Some people spoon their partners at night. Others spoon their pets.

Dogs, cats, even rabbits – you name it, it is likely to be bedfellow to a human somewhere. The literature is divided as to whether this is a good thing. Some studies report increased sleep disruption associated with co-sleeping, while others say that it is beneficial to sleep.

One thing is for sure: Americans love co-sleeping. In a 2022 survey by the American Academy of Sleep Medicine, 46% of respondents reported sleeping in the same bed as a pet.1 

Have questions about whether this bedroom practice is for you? Let’s hear from the experts.

Q1: Does your pet have a good temperament?

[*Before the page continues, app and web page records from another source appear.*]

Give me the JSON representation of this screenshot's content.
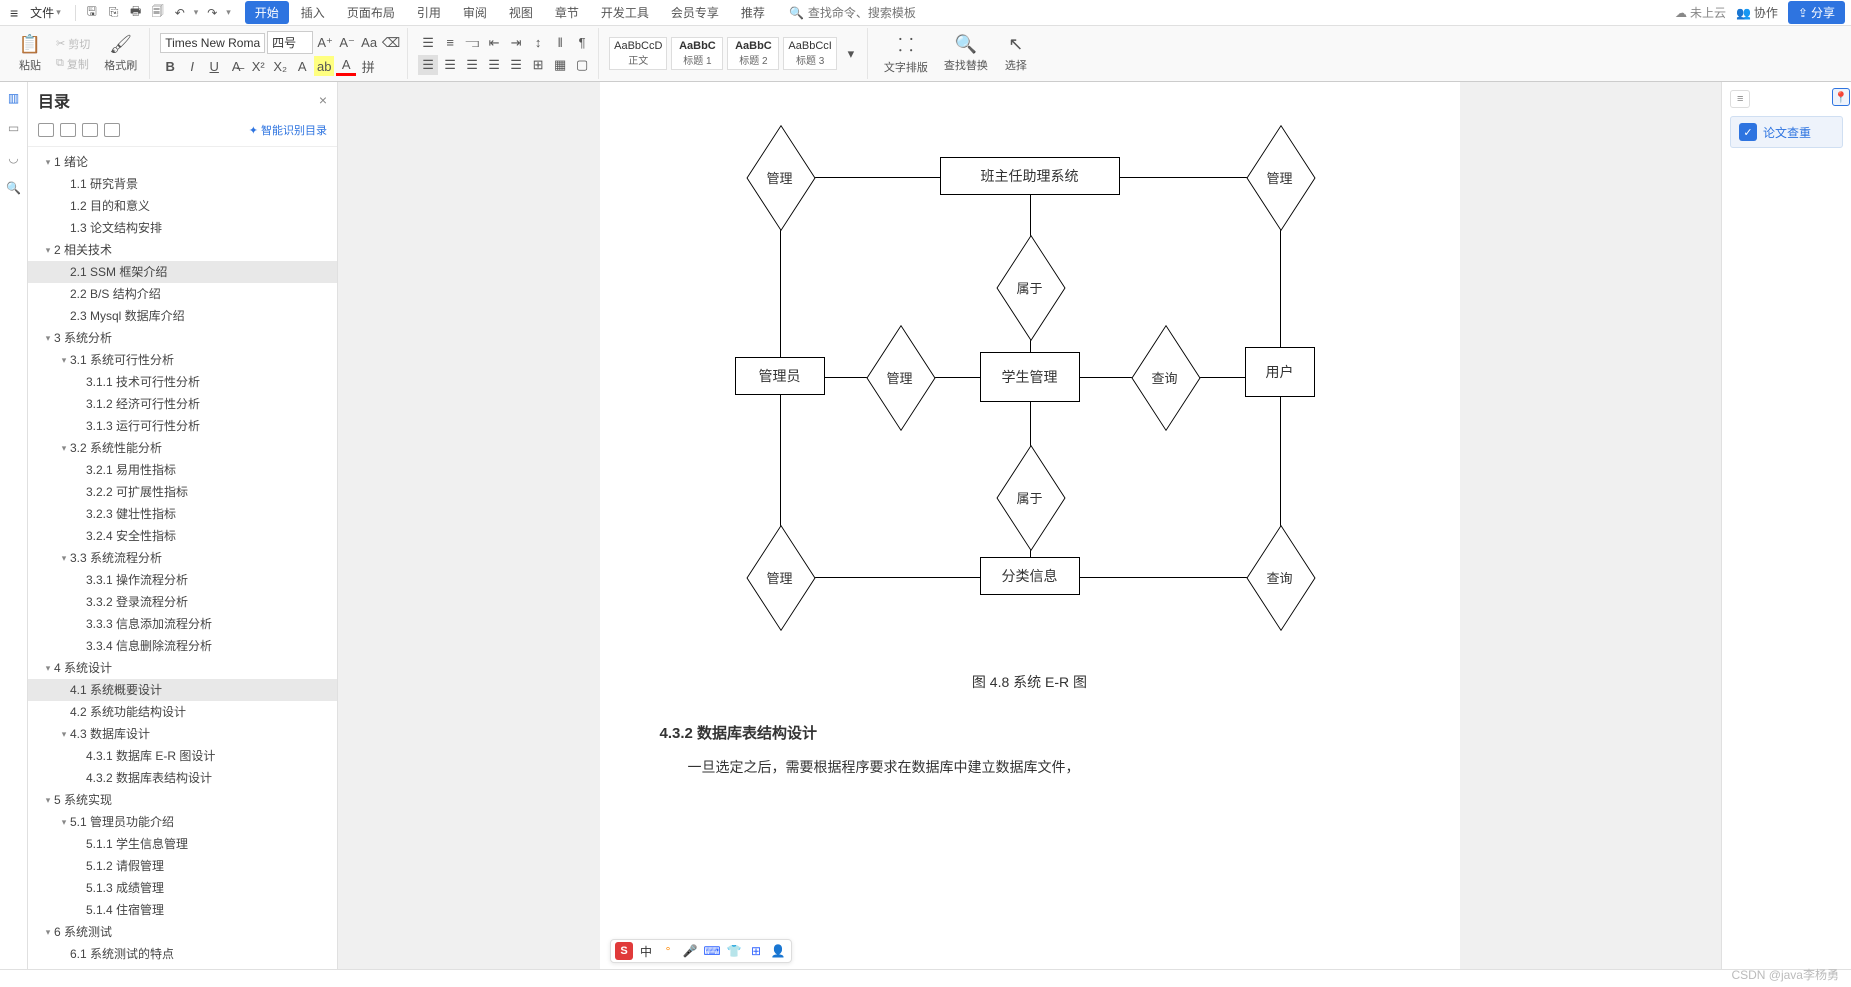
{
  "menubar": {
    "file": "文件",
    "search_placeholder": "查找命令、搜索模板",
    "tabs": [
      "开始",
      "插入",
      "页面布局",
      "引用",
      "审阅",
      "视图",
      "章节",
      "开发工具",
      "会员专享",
      "推荐"
    ],
    "cloud_status": "未上云",
    "collab": "协作",
    "share": "分享"
  },
  "ribbon": {
    "paste": "粘贴",
    "cut": "剪切",
    "copy": "复制",
    "format_painter": "格式刷",
    "font_name": "Times New Roma",
    "font_size": "四号",
    "styles": [
      {
        "sample": "AaBbCcD",
        "name": "正文"
      },
      {
        "sample": "AaBbC",
        "name": "标题 1"
      },
      {
        "sample": "AaBbC",
        "name": "标题 2"
      },
      {
        "sample": "AaBbCcI",
        "name": "标题 3"
      }
    ],
    "text_layout": "文字排版",
    "find_replace": "查找替换",
    "select": "选择"
  },
  "outline": {
    "title": "目录",
    "smart": "智能识别目录",
    "items": [
      {
        "level": 0,
        "caret": "▾",
        "label": "1  绪论"
      },
      {
        "level": 1,
        "caret": "",
        "label": "1.1  研究背景"
      },
      {
        "level": 1,
        "caret": "",
        "label": "1.2  目的和意义"
      },
      {
        "level": 1,
        "caret": "",
        "label": "1.3  论文结构安排"
      },
      {
        "level": 0,
        "caret": "▾",
        "label": "2  相关技术"
      },
      {
        "level": 1,
        "caret": "",
        "label": "2.1  SSM 框架介绍",
        "selected": true
      },
      {
        "level": 1,
        "caret": "",
        "label": "2.2  B/S 结构介绍"
      },
      {
        "level": 1,
        "caret": "",
        "label": "2.3  Mysql 数据库介绍"
      },
      {
        "level": 0,
        "caret": "▾",
        "label": "3  系统分析"
      },
      {
        "level": 1,
        "caret": "▾",
        "label": "3.1  系统可行性分析"
      },
      {
        "level": 2,
        "caret": "",
        "label": "3.1.1  技术可行性分析"
      },
      {
        "level": 2,
        "caret": "",
        "label": "3.1.2  经济可行性分析"
      },
      {
        "level": 2,
        "caret": "",
        "label": "3.1.3  运行可行性分析"
      },
      {
        "level": 1,
        "caret": "▾",
        "label": "3.2  系统性能分析"
      },
      {
        "level": 2,
        "caret": "",
        "label": "3.2.1  易用性指标"
      },
      {
        "level": 2,
        "caret": "",
        "label": "3.2.2  可扩展性指标"
      },
      {
        "level": 2,
        "caret": "",
        "label": "3.2.3  健壮性指标"
      },
      {
        "level": 2,
        "caret": "",
        "label": "3.2.4  安全性指标"
      },
      {
        "level": 1,
        "caret": "▾",
        "label": "3.3  系统流程分析"
      },
      {
        "level": 2,
        "caret": "",
        "label": "3.3.1  操作流程分析"
      },
      {
        "level": 2,
        "caret": "",
        "label": "3.3.2  登录流程分析"
      },
      {
        "level": 2,
        "caret": "",
        "label": "3.3.3  信息添加流程分析"
      },
      {
        "level": 2,
        "caret": "",
        "label": "3.3.4  信息删除流程分析"
      },
      {
        "level": 0,
        "caret": "▾",
        "label": "4  系统设计"
      },
      {
        "level": 1,
        "caret": "",
        "label": "4.1  系统概要设计",
        "selected": true
      },
      {
        "level": 1,
        "caret": "",
        "label": "4.2  系统功能结构设计"
      },
      {
        "level": 1,
        "caret": "▾",
        "label": "4.3  数据库设计"
      },
      {
        "level": 2,
        "caret": "",
        "label": "4.3.1  数据库 E-R 图设计"
      },
      {
        "level": 2,
        "caret": "",
        "label": "4.3.2  数据库表结构设计"
      },
      {
        "level": 0,
        "caret": "▾",
        "label": "5  系统实现"
      },
      {
        "level": 1,
        "caret": "▾",
        "label": "5.1  管理员功能介绍"
      },
      {
        "level": 2,
        "caret": "",
        "label": "5.1.1  学生信息管理"
      },
      {
        "level": 2,
        "caret": "",
        "label": "5.1.2  请假管理"
      },
      {
        "level": 2,
        "caret": "",
        "label": "5.1.3  成绩管理"
      },
      {
        "level": 2,
        "caret": "",
        "label": "5.1.4  住宿管理"
      },
      {
        "level": 0,
        "caret": "▾",
        "label": "6  系统测试"
      },
      {
        "level": 1,
        "caret": "",
        "label": "6.1  系统测试的特点"
      }
    ]
  },
  "doc": {
    "er": {
      "top_center": "班主任助理系统",
      "mid_left": "管理员",
      "mid_center": "学生管理",
      "mid_right": "用户",
      "bottom_center": "分类信息",
      "d_manage": "管理",
      "d_belong": "属于",
      "d_query": "查询"
    },
    "figure_caption": "图 4.8  系统 E-R 图",
    "section_heading": "4.3.2  数据库表结构设计",
    "body": "一旦选定之后，需要根据程序要求在数据库中建立数据库文件，"
  },
  "right": {
    "collapse": "≡",
    "paper_check": "论文查重"
  },
  "ime": {
    "logo": "S",
    "lang": "中"
  },
  "watermark": "CSDN @java李杨勇"
}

Safety first. If your dog causes you to “feel any trepidation and fear”, co-sleeping is not advisable, says Steve Brooks, dog trainer and canine behavior expert.1 But if you feel comfortable around your pet, it boils down to preference.

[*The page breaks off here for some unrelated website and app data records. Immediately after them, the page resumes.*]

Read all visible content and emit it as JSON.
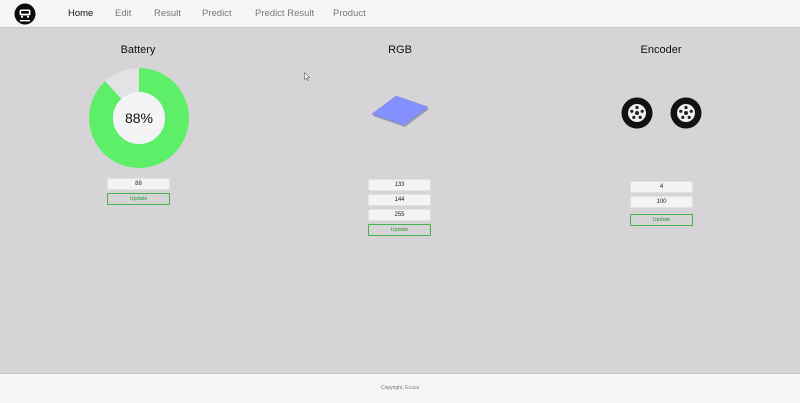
{
  "nav": {
    "logo_icon": "car-icon",
    "items": [
      {
        "label": "Home",
        "active": true
      },
      {
        "label": "Edit",
        "active": false
      },
      {
        "label": "Result",
        "active": false
      },
      {
        "label": "Predict",
        "active": false
      },
      {
        "label": "Predict Result",
        "active": false
      },
      {
        "label": "Product",
        "active": false
      }
    ]
  },
  "battery": {
    "title": "Battery",
    "level_percent": 88,
    "level_label": "88%",
    "input_value": "88",
    "update_label": "Update",
    "fill_color": "#5eef68",
    "track_color": "#e3e3e5"
  },
  "rgb": {
    "title": "RGB",
    "r": "133",
    "g": "144",
    "b": "255",
    "swatch_color": "#8590ff",
    "update_label": "Update"
  },
  "encoder": {
    "title": "Encoder",
    "wheel_icon": "wheel-icon",
    "left_value": "4",
    "right_value": "100",
    "update_label": "Update"
  },
  "footer": {
    "text": "Copyright, Ecuca"
  },
  "colors": {
    "accent_green": "#43b34a",
    "background": "#d6d4d6",
    "bar_background": "#f6f6f8"
  }
}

Q2: How often do you wash your sheets?

Let’s face it – pets aren’t the cleanest. They shed fur and dander, which might trigger allergies, and could also bring in unwanted diseases or parasites, like fleas and ticks. 

This is why animal science expert, Dr Jacqueline Boyd, advises pet owners to keep their beds “scrupulously clean” in order to reap the full benefits of co-sleeping. This means washing bedsheets at least once weekly (the average American changes bedsheets once every 24 days). 

Q3: What kind of sleeper are you?

Co-sleeping is not for light sleepers. “Dogs have different sleep patterns from humans – they can be hyperalert,” says Esme Wheeler, dog welfare expert.4 As for cats, their adorable tendency to lie on your chest or legs may end up restricting your movement while sleeping, says Dr. Mikel Delgado, Cat Behaviour Expert with Rover.5

But pets can promote a restful sleep. In a study of veterans with post-traumatic stress disorder service dogs, 57% reported that their furry companions helped alleviate their nightmare problems.6

Q4: Does your pet sleep with a child?

“Before a child sleep[s] alone with a pet… they should show that they can handle the responsibility,” says Dr. Carol Osborne, a practicing veterinarian at Chagrin Falls Veterinary Center & Pet Clinic in Ohio.1

Your pet needs quality snooze too. Children who sleep with pets unsupervised need to have good judgement, such as not pulling on the pet’s tail and being sensitive to its needs.

 Q5: Are you feeling stressed?

Having pets around increases oxytocin, the feel-good hormone that bonds mothers to babies. This could be helpful for those with mental health conditions.

“People with depression or anxiety may benefit from having their pet in the bed because the pet is a big pillow, a big blanket, and they may feel that snuggly, cuddly, furry creature decreases their anxiety,” says sleep specialist Dr Raj Dasgupta, assistant professor of clinical medicine at the University of Southern California.

 Is co-sleeping for you? It depends. Make an informed decision by considering your needs, and your pet’s.